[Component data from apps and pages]
────────────────────────────────────────

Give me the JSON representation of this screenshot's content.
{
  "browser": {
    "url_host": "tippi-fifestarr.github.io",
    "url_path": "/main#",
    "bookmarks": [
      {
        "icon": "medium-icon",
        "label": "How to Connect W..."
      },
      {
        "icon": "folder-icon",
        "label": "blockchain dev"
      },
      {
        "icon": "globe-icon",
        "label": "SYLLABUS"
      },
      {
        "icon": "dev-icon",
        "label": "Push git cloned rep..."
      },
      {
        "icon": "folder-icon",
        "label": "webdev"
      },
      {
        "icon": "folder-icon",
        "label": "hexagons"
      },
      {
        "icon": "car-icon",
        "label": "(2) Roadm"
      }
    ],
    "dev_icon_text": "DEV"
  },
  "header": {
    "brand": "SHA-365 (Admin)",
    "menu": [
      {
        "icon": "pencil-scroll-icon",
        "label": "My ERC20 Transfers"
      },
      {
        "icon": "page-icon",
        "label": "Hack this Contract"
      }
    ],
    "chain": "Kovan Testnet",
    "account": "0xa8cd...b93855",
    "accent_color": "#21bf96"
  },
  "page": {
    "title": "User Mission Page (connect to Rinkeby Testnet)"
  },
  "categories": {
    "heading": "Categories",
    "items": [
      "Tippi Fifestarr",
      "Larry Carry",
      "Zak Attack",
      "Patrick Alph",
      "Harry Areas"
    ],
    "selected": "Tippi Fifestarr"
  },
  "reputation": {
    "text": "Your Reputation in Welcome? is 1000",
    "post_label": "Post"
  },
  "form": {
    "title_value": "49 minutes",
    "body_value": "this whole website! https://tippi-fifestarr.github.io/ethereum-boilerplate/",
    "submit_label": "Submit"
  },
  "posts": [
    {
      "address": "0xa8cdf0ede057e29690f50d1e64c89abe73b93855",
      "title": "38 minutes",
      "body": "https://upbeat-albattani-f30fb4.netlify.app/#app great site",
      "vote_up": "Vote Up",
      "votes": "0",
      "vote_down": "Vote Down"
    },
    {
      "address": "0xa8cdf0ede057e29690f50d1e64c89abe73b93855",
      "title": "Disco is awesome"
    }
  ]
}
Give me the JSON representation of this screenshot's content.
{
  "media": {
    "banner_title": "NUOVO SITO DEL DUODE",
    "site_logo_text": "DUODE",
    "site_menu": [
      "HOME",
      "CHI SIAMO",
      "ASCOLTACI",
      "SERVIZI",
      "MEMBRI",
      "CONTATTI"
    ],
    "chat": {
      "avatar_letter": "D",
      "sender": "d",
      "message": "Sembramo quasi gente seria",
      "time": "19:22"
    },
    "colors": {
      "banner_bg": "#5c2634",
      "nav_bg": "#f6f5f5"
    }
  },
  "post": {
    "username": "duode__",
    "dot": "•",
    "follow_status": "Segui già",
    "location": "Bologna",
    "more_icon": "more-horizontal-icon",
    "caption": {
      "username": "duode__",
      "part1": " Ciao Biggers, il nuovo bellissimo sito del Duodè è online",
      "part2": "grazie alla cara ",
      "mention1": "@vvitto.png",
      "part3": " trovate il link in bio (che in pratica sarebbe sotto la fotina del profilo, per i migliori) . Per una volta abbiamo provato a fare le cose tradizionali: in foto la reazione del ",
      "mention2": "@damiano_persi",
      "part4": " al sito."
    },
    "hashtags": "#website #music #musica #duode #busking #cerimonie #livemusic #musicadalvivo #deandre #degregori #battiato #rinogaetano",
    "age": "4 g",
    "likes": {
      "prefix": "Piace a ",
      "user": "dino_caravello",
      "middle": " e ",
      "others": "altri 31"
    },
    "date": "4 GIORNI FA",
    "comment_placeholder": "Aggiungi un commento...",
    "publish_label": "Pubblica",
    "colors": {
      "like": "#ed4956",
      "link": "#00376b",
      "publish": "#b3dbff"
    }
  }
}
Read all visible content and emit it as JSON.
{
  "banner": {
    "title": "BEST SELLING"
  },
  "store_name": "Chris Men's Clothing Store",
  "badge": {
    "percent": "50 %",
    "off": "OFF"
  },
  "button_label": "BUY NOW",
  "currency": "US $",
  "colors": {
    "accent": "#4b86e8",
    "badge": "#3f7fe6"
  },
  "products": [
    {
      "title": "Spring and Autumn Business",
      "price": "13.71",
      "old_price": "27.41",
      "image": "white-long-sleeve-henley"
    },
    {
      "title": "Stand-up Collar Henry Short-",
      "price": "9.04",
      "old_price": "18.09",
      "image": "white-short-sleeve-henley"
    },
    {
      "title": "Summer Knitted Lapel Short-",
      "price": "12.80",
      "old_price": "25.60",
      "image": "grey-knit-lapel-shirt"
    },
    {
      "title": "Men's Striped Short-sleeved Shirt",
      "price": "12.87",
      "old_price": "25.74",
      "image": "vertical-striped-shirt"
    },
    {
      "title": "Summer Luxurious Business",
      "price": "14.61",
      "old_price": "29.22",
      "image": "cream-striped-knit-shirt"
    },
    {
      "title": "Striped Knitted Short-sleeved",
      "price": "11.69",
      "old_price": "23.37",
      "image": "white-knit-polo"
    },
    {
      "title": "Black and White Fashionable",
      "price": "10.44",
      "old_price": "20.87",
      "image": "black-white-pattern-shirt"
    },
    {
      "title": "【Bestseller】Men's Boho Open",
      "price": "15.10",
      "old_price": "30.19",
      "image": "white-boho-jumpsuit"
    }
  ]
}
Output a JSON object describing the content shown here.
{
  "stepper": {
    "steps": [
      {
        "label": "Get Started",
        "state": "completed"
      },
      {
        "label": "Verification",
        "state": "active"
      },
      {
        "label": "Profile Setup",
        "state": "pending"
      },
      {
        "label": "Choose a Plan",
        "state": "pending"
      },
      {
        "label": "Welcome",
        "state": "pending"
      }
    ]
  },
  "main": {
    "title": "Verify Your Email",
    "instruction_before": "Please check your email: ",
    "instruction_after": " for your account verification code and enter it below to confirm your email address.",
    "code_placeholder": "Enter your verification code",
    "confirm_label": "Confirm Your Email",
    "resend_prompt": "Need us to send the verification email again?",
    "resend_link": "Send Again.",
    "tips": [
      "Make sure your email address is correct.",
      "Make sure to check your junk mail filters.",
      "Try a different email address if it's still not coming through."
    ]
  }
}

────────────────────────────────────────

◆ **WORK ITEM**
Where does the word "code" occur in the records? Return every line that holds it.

◆ **EXERCISE RESPONSE**
    "instruction_after": " for your account verification code and enter it below to confirm your email address.",
    "code_placeholder": "Enter your verification code",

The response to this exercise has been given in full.